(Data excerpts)
■ ■ ■ ■ ■
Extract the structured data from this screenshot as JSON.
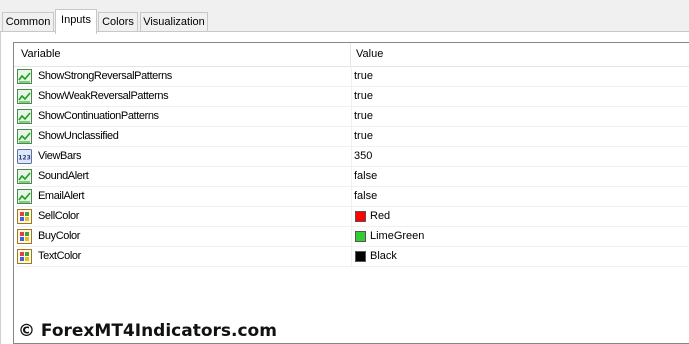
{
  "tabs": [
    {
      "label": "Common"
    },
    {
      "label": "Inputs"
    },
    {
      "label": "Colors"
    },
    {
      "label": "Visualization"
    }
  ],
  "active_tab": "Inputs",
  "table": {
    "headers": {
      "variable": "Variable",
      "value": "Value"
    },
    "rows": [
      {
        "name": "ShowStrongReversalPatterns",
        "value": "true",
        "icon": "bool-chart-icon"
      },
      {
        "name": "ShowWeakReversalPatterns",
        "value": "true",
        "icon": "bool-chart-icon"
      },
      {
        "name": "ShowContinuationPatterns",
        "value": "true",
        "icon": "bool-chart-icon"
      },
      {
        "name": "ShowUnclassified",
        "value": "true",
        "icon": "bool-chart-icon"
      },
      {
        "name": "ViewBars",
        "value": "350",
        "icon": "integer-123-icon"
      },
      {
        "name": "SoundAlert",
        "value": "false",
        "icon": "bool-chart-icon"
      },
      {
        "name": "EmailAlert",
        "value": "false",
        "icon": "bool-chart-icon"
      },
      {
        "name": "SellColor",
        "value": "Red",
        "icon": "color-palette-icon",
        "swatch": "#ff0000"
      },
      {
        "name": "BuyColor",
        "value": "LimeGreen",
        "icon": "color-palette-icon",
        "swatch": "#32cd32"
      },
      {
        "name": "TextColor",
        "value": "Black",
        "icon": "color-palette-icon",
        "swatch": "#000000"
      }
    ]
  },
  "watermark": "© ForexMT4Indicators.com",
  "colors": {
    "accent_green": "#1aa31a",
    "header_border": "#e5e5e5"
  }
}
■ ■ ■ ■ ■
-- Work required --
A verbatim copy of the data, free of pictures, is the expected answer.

-- Written answer --
Extract the structured data from this screenshot as JSON.
{
  "tabs": [
    {
      "label": "Common"
    },
    {
      "label": "Inputs"
    },
    {
      "label": "Colors"
    },
    {
      "label": "Visualization"
    }
  ],
  "active_tab": "Inputs",
  "table": {
    "headers": {
      "variable": "Variable",
      "value": "Value"
    },
    "rows": [
      {
        "name": "ShowStrongReversalPatterns",
        "value": "true",
        "icon": "bool-chart-icon"
      },
      {
        "name": "ShowWeakReversalPatterns",
        "value": "true",
        "icon": "bool-chart-icon"
      },
      {
        "name": "ShowContinuationPatterns",
        "value": "true",
        "icon": "bool-chart-icon"
      },
      {
        "name": "ShowUnclassified",
        "value": "true",
        "icon": "bool-chart-icon"
      },
      {
        "name": "ViewBars",
        "value": "350",
        "icon": "integer-123-icon"
      },
      {
        "name": "SoundAlert",
        "value": "false",
        "icon": "bool-chart-icon"
      },
      {
        "name": "EmailAlert",
        "value": "false",
        "icon": "bool-chart-icon"
      },
      {
        "name": "SellColor",
        "value": "Red",
        "icon": "color-palette-icon",
        "swatch": "#ff0000"
      },
      {
        "name": "BuyColor",
        "value": "LimeGreen",
        "icon": "color-palette-icon",
        "swatch": "#32cd32"
      },
      {
        "name": "TextColor",
        "value": "Black",
        "icon": "color-palette-icon",
        "swatch": "#000000"
      }
    ]
  },
  "watermark": "© ForexMT4Indicators.com",
  "colors": {
    "accent_green": "#1aa31a",
    "header_border": "#e5e5e5"
  }
}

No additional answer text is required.